### Data shown
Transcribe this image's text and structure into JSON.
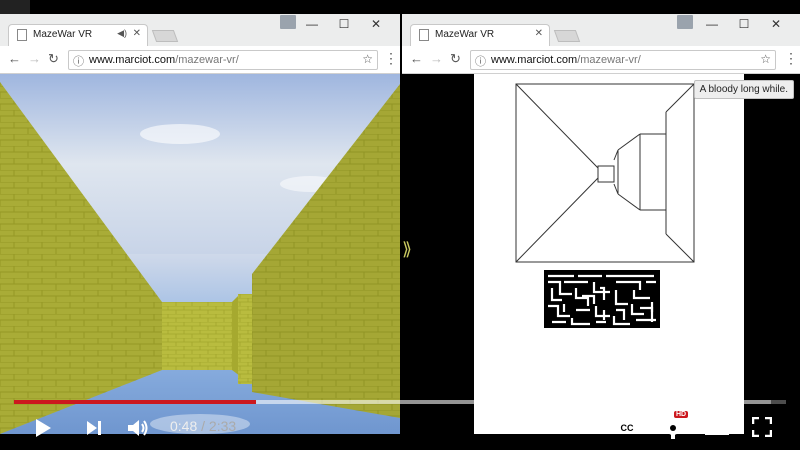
{
  "left_browser": {
    "tab_title": "MazeWar VR",
    "url_host": "www.marciot.com",
    "url_path": "/mazewar-vr/"
  },
  "right_browser": {
    "tab_title": "MazeWar VR",
    "url_host": "www.marciot.com",
    "url_path": "/mazewar-vr/",
    "tooltip": "A bloody long while."
  },
  "player": {
    "current_time": "0:48",
    "separator": "/",
    "duration": "2:33",
    "played_fraction": 0.313,
    "loaded_fraction": 0.98,
    "hd_badge": "HD",
    "accent": "#cc181e"
  },
  "icons": {
    "play": "play-icon",
    "next": "next-icon",
    "volume": "volume-icon",
    "captions": "captions-icon",
    "settings": "settings-icon",
    "theater": "theater-mode-icon",
    "fullscreen": "fullscreen-icon",
    "audio": "audio-icon"
  },
  "colors": {
    "wall": "#b8bb3a",
    "sky": "#8fb0de"
  }
}
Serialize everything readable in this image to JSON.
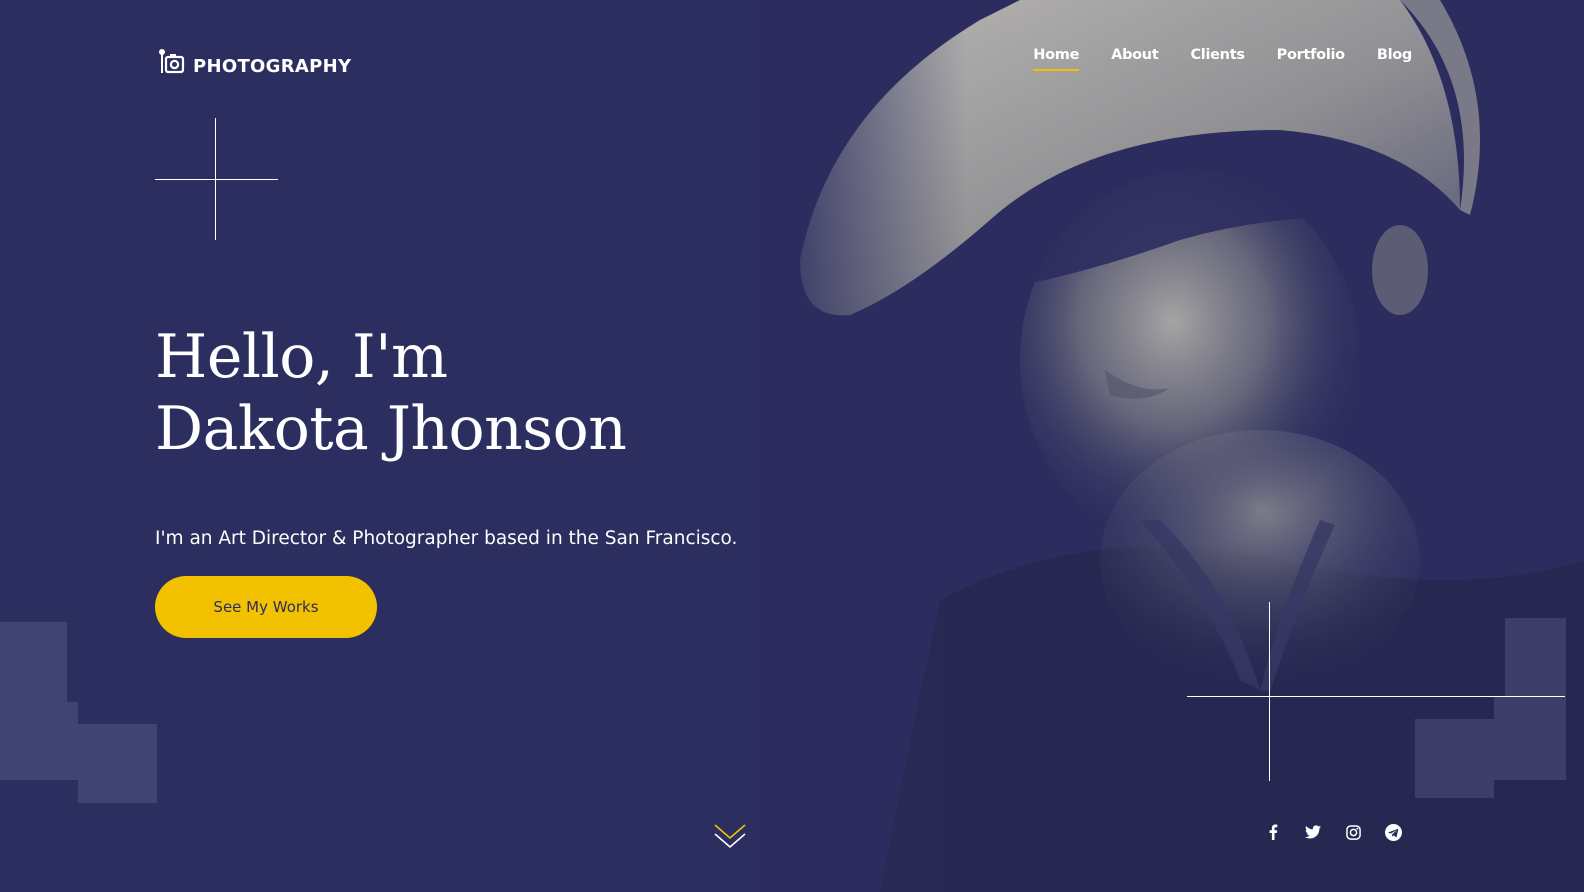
{
  "brand": {
    "name": "PHOTOGRAPHY",
    "icon": "camera-icon"
  },
  "nav": {
    "items": [
      {
        "label": "Home",
        "active": true
      },
      {
        "label": "About",
        "active": false
      },
      {
        "label": "Clients",
        "active": false
      },
      {
        "label": "Portfolio",
        "active": false
      },
      {
        "label": "Blog",
        "active": false
      }
    ]
  },
  "hero": {
    "headline_line1": "Hello, I'm",
    "headline_line2": "Dakota Jhonson",
    "tagline": "I'm an Art Director & Photographer based in the San Francisco.",
    "cta_label": "See My Works",
    "scroll_icon": "chevron-down-icon"
  },
  "social": [
    {
      "name": "facebook-icon"
    },
    {
      "name": "twitter-icon"
    },
    {
      "name": "instagram-icon"
    },
    {
      "name": "telegram-icon"
    }
  ],
  "colors": {
    "background": "#2c2e5f",
    "accent": "#f2c200",
    "text": "#ffffff"
  }
}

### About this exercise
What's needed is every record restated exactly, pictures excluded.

### Completed exercise
Transcribe this image's text and structure into JSON.
{
  "left_browser": {
    "tab_title": "MazeWar VR",
    "url_host": "www.marciot.com",
    "url_path": "/mazewar-vr/"
  },
  "right_browser": {
    "tab_title": "MazeWar VR",
    "url_host": "www.marciot.com",
    "url_path": "/mazewar-vr/",
    "tooltip": "A bloody long while."
  },
  "player": {
    "current_time": "0:48",
    "separator": "/",
    "duration": "2:33",
    "played_fraction": 0.313,
    "loaded_fraction": 0.98,
    "hd_badge": "HD",
    "accent": "#cc181e"
  },
  "icons": {
    "play": "play-icon",
    "next": "next-icon",
    "volume": "volume-icon",
    "captions": "captions-icon",
    "settings": "settings-icon",
    "theater": "theater-mode-icon",
    "fullscreen": "fullscreen-icon",
    "audio": "audio-icon"
  },
  "colors": {
    "wall": "#b8bb3a",
    "sky": "#8fb0de"
  }
}
Serialize everything readable in this image to JSON.
{
  "brand": {
    "name": "PHOTOGRAPHY",
    "icon": "camera-icon"
  },
  "nav": {
    "items": [
      {
        "label": "Home",
        "active": true
      },
      {
        "label": "About",
        "active": false
      },
      {
        "label": "Clients",
        "active": false
      },
      {
        "label": "Portfolio",
        "active": false
      },
      {
        "label": "Blog",
        "active": false
      }
    ]
  },
  "hero": {
    "headline_line1": "Hello, I'm",
    "headline_line2": "Dakota Jhonson",
    "tagline": "I'm an Art Director & Photographer based in the San Francisco.",
    "cta_label": "See My Works",
    "scroll_icon": "chevron-down-icon"
  },
  "social": [
    {
      "name": "facebook-icon"
    },
    {
      "name": "twitter-icon"
    },
    {
      "name": "instagram-icon"
    },
    {
      "name": "telegram-icon"
    }
  ],
  "colors": {
    "background": "#2c2e5f",
    "accent": "#f2c200",
    "text": "#ffffff"
  }
}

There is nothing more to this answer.